[Required work]
For each line of the listing below that contains the string "title", copy the line.

[Entries shown]
*** Begin section ***

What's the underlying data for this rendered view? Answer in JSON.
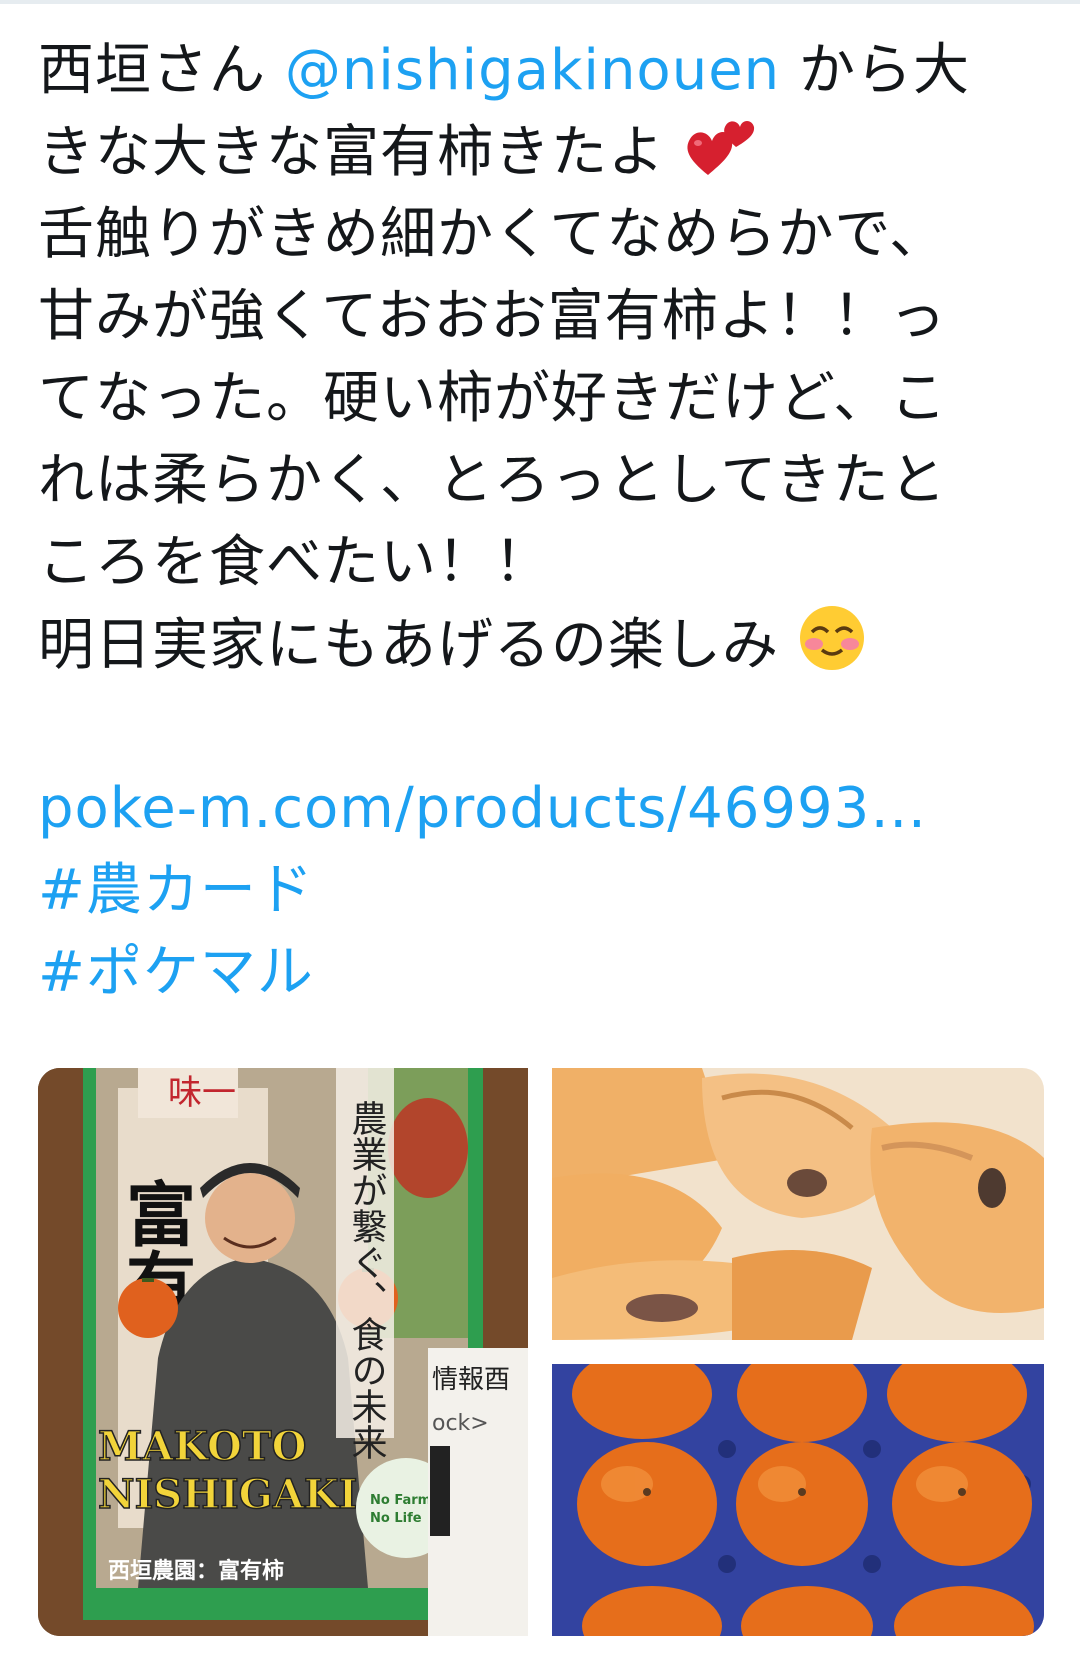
{
  "tweet": {
    "line1_before": "西垣さん",
    "mention": "@nishigakinouen",
    "line1_after": "から大",
    "line2": "きな大きな富有柿きたよ",
    "line3": "舌触りがきめ細かくてなめらかで、",
    "line4": "甘みが強くておおお富有柿よ！！っ",
    "line5": "てなった。硬い柿が好きだけど、こ",
    "line6": "れは柔らかく、とろっとしてきたと",
    "line7": "ころを食べたい！！",
    "line8": "明日実家にもあげるの楽しみ",
    "link": "poke-m.com/products/46993…",
    "hashtags": [
      "#農カード",
      "#ポケマル"
    ],
    "emojis": {
      "hearts": "two-hearts-icon",
      "smile": "smiling-face-icon"
    }
  },
  "media": {
    "card": {
      "banner": "味一",
      "big_text": "富有",
      "slogan": "農業が繋ぐ、食の未来",
      "name_line1": "MAKOTO",
      "name_line2": "NISHIGAKI",
      "farm": "西垣農園：富有柿",
      "badge_line1": "No Farmer's",
      "badge_line2": "No Life",
      "side_text1": "情報酉",
      "side_text2": "ock>"
    }
  },
  "colors": {
    "link": "#1da1f2",
    "text": "#14171a",
    "card_green": "#2e9e4f"
  }
}
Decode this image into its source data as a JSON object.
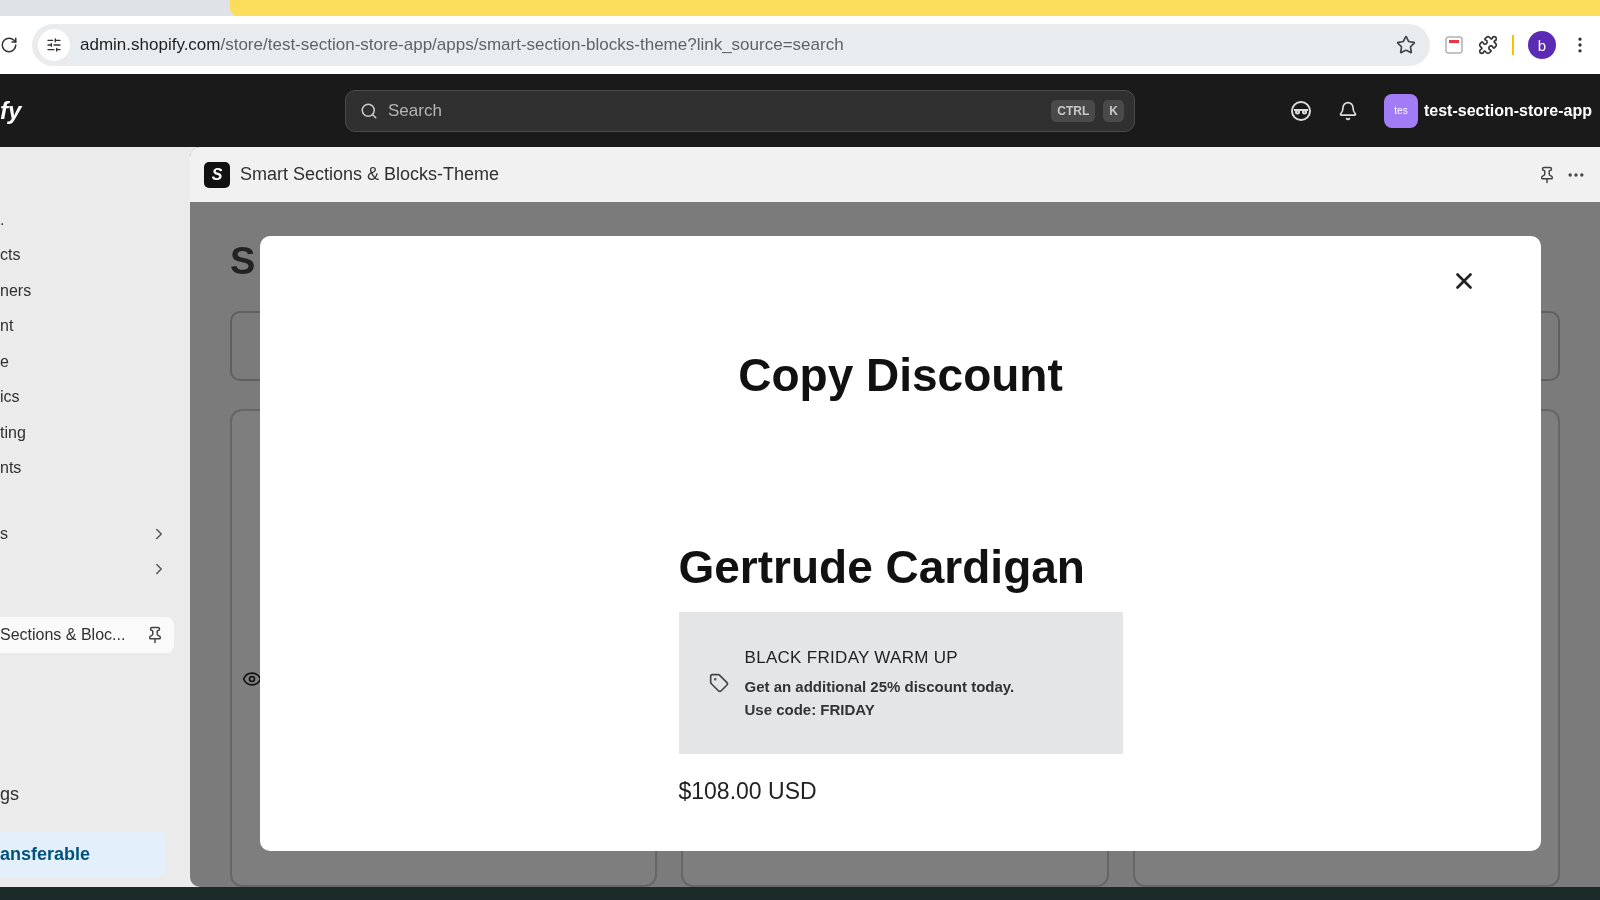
{
  "browser": {
    "url_host": "admin.shopify.com",
    "url_path": "/store/test-section-store-app/apps/smart-section-blocks-theme?link_source=search",
    "profile_initial": "b"
  },
  "topbar": {
    "logo_fragment": "fy",
    "search": {
      "placeholder": "Search"
    },
    "shortcut_keys": [
      "CTRL",
      "K"
    ],
    "store_badge": "tes",
    "store_name": "test-section-store-app"
  },
  "sidebar": {
    "items": [
      {
        "kind": "link",
        "label": ".",
        "selected": false
      },
      {
        "kind": "link",
        "label": "cts",
        "selected": false
      },
      {
        "kind": "link",
        "label": "ners",
        "selected": false
      },
      {
        "kind": "link",
        "label": "nt",
        "selected": false
      },
      {
        "kind": "link",
        "label": "e",
        "selected": false
      },
      {
        "kind": "link",
        "label": "ics",
        "selected": false
      },
      {
        "kind": "link",
        "label": "ting",
        "selected": false
      },
      {
        "kind": "link",
        "label": "nts",
        "selected": false
      },
      {
        "kind": "group",
        "label": "s",
        "selected": false
      },
      {
        "kind": "group",
        "selected": false
      },
      {
        "kind": "app",
        "label": "Sections & Bloc...",
        "selected": true
      }
    ],
    "footer_items": [
      {
        "label": "gs",
        "highlighted": false
      },
      {
        "label": "ansferable",
        "highlighted": true
      }
    ]
  },
  "app_header": {
    "logo_letter": "S",
    "title": "Smart Sections & Blocks-Theme"
  },
  "background_page": {
    "heading_fragment": "S"
  },
  "modal": {
    "title": "Copy Discount",
    "product": "Gertrude Cardigan",
    "discount": {
      "title": "BLACK FRIDAY WARM UP",
      "lines": [
        "Get an additional 25% discount today.",
        "Use code: FRIDAY"
      ]
    },
    "price": "$108.00 USD"
  }
}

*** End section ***

[Problem solution]
    "title": "Smart Sections & Blocks-Theme"
    "title": "Copy Discount",
      "title": "BLACK FRIDAY WARM UP",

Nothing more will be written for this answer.